There are several different classes of medication that can be used to relieve your pain. Any one of the medications listed below may help, but the correct medicine is chosen based on your medical history and severity of pain
Over-the-counter medications are useful in relieving mild to moderate pain. This class includes Acetaminophen (Tylenol), Ibuprofen (Advil) and Naproxen (Aleve). During your appointment, the correct dosage for the medication of choice will be determined.
For severe pain, Opiods/Narcotics may be prescribed. This class is very effective against pain, but can be addictive. Opiods should only be used as a last resort, in post-operative cases, or if the pain in unbearable. Examples of opiods include: Codeine, Propoxyphene (Darvocet), Hydrocodone (Vicodin) and Oxycodone (Percocet, Oxycontin). Tramadol is a medication we prescribe that’s stronger than over-the-counter medication, but not as strong the opiods listed above. It may be a suitable, alternative option if over-the-counter drugs aren’t providing you with enough relief.

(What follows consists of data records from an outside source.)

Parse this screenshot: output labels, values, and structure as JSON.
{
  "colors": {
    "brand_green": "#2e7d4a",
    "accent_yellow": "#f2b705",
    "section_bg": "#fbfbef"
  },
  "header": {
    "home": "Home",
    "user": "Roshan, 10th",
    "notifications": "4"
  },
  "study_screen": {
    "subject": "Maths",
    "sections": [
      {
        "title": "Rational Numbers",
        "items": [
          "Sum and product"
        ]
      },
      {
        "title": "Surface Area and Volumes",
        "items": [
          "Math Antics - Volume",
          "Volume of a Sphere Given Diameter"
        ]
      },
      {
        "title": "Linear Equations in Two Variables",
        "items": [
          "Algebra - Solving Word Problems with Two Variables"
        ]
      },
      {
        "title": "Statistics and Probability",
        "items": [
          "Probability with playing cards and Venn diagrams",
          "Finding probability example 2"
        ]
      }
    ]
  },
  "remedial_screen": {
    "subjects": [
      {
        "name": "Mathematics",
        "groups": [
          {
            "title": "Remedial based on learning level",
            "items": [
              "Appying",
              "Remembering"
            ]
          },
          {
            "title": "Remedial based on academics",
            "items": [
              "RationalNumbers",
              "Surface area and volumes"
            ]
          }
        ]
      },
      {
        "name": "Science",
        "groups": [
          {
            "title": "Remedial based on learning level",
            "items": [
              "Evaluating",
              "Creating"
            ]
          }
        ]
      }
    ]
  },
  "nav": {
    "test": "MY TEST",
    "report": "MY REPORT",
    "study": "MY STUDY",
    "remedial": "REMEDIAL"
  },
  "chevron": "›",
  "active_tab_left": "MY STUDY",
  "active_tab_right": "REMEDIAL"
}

Muscle relaxants are used to relieve pain that manifests in the form of muscle spasms. Examples of commonly prescribed muscle relaxants include cyclobenzaprine (flexeril), carisoprodol (soma), and diazepam (valium).
Physical therapy is a treatment method for improving limited body movement and functionality that are a result of disease, injury or aging. Treatment involves restorative exercises that focus on developing muscle strength, flexibility, balance, posture and coordination, and that provide overall pain relief. Physical therapy is designed to promote a patient’s overall health and fitness, prevent reinjury and maximize quality of life. It may be prescribed as an initial form of treatment for certain conditions or injuries, or to restore strength and function after surgery.

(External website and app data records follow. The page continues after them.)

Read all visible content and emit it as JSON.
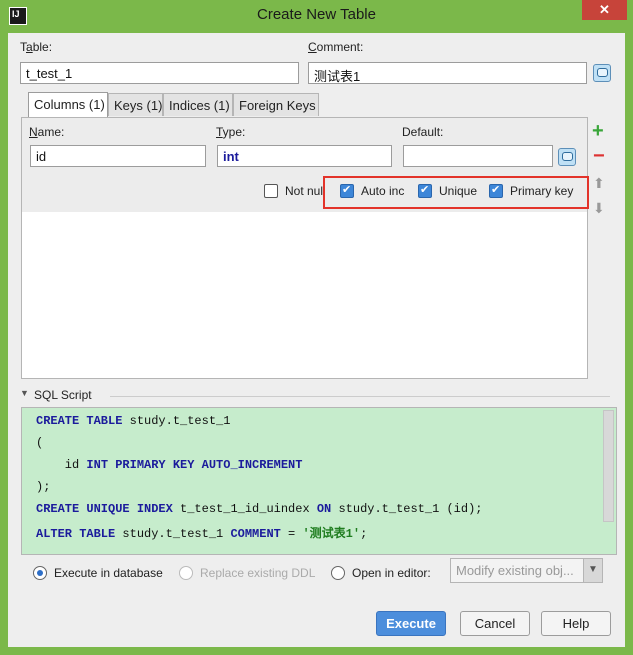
{
  "window": {
    "title": "Create New Table",
    "close": "✕"
  },
  "form": {
    "table_label": "Table:",
    "table_value": "t_test_1",
    "comment_label": "Comment:",
    "comment_value": "测试表1"
  },
  "tabs": [
    "Columns (1)",
    "Keys (1)",
    "Indices (1)",
    "Foreign Keys"
  ],
  "column": {
    "name_label": "Name:",
    "name_value": "id",
    "type_label": "Type:",
    "type_value": "int",
    "default_label": "Default:",
    "default_value": "",
    "not_null_label": "Not null",
    "not_null_checked": false,
    "auto_inc_label": "Auto inc",
    "auto_inc_checked": true,
    "unique_label": "Unique",
    "unique_checked": true,
    "primary_key_label": "Primary key",
    "primary_key_checked": true
  },
  "side_buttons": {
    "add": "+",
    "remove": "−",
    "up": "⬆",
    "down": "⬇"
  },
  "sql": {
    "header": "SQL Script",
    "lines": [
      "CREATE TABLE study.t_test_1",
      "(",
      "    id INT PRIMARY KEY AUTO_INCREMENT",
      ");",
      "CREATE UNIQUE INDEX t_test_1_id_uindex ON study.t_test_1 (id);",
      "ALTER TABLE study.t_test_1 COMMENT = '测试表1';"
    ]
  },
  "options": {
    "execute_db": "Execute in database",
    "replace_ddl": "Replace existing DDL",
    "open_editor": "Open in editor:",
    "open_editor_value": "Modify existing obj..."
  },
  "buttons": {
    "execute": "Execute",
    "cancel": "Cancel",
    "help": "Help"
  }
}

Types of Physical Therapy
Physical therapy has many specialty areas dealing with different types of injuries and diseases. The American Board of Physical Therapy Specialties recognizes only these areas:
- Clinical electrophysiology

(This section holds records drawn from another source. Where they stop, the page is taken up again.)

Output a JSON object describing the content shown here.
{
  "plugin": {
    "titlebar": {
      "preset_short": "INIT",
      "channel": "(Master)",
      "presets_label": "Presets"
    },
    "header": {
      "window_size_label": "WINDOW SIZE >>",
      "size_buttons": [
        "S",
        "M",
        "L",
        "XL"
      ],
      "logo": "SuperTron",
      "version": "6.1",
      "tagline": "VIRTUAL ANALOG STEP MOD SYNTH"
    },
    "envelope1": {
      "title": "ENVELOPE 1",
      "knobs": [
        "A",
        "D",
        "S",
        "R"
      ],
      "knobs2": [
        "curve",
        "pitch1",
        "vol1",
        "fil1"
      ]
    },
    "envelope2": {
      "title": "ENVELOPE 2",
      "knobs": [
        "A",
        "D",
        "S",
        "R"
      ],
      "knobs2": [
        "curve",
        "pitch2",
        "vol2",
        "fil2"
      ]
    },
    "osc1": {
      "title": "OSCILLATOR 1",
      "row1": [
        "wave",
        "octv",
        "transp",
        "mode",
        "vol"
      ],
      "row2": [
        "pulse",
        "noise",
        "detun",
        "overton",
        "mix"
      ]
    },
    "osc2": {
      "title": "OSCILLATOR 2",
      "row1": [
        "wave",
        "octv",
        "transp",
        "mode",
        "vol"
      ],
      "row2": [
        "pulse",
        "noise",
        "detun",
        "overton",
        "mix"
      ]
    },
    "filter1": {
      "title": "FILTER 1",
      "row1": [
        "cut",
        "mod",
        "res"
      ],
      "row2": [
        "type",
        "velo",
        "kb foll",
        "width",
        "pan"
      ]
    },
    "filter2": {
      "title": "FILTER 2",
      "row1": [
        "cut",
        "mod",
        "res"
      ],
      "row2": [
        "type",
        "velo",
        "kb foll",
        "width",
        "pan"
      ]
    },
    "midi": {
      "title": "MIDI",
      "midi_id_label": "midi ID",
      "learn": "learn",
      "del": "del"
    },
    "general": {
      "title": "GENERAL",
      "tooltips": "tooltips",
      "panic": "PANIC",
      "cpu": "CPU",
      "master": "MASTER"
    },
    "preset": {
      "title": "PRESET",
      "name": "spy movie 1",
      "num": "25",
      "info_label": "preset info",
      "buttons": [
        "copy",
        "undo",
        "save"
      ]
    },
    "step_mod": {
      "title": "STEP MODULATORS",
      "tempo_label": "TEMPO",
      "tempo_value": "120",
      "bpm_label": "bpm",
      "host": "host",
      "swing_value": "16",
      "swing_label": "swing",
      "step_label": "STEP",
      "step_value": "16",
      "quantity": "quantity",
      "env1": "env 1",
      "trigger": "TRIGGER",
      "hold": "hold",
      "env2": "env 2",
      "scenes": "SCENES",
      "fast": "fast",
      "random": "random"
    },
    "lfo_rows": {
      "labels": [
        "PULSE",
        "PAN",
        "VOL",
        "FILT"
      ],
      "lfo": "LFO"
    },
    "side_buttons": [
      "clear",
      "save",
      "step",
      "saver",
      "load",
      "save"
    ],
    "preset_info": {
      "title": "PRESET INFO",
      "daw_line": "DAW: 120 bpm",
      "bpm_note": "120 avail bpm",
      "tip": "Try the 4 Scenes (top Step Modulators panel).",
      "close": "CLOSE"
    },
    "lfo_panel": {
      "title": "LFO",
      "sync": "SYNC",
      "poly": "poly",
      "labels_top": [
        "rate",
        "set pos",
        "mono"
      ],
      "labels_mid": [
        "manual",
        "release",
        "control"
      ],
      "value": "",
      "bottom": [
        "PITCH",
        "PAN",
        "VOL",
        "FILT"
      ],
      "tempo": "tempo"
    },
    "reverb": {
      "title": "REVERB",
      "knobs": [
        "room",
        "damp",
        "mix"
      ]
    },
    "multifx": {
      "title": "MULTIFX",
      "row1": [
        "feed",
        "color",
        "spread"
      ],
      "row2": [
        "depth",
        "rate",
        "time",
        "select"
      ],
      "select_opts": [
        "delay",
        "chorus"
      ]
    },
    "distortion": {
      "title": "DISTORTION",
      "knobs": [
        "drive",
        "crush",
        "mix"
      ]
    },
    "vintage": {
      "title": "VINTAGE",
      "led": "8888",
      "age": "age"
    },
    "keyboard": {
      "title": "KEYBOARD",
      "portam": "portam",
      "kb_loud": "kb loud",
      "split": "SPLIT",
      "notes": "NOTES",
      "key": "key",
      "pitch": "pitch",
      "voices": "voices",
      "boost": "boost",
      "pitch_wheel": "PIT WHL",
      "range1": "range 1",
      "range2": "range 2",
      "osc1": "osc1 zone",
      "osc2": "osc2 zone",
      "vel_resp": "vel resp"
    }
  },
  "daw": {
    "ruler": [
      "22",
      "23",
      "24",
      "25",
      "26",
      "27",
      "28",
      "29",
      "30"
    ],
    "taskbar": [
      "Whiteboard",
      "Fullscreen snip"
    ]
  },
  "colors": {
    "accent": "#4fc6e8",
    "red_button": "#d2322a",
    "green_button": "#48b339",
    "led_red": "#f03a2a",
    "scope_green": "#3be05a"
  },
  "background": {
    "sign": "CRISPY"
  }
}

- Women’s health
- Cardiovascular and pulmonary
Physical Therapy Sessions
Each physical therapy session is designed to gradually increase strength and mobility. It is done in increments to avoid excessive pain or a relapse injury. For example, a person with tendonitis of the elbow may start with bodyweight partial extensions, but after 6 weeks will have increased to 20 pound dumbbell full range of motion extensions. After each session, ice and/or electrostimulation are applied to prevent additional inflammation and to cool down the muscles.
At-Home Physical Therapy
In certain cases, Physical Therapy can be performed independently at home, with specific instructions from our doctors. Exercises are written out in detail with specific rep and set ranges, and patients must be responsible not to exceed the recommended daily treatment.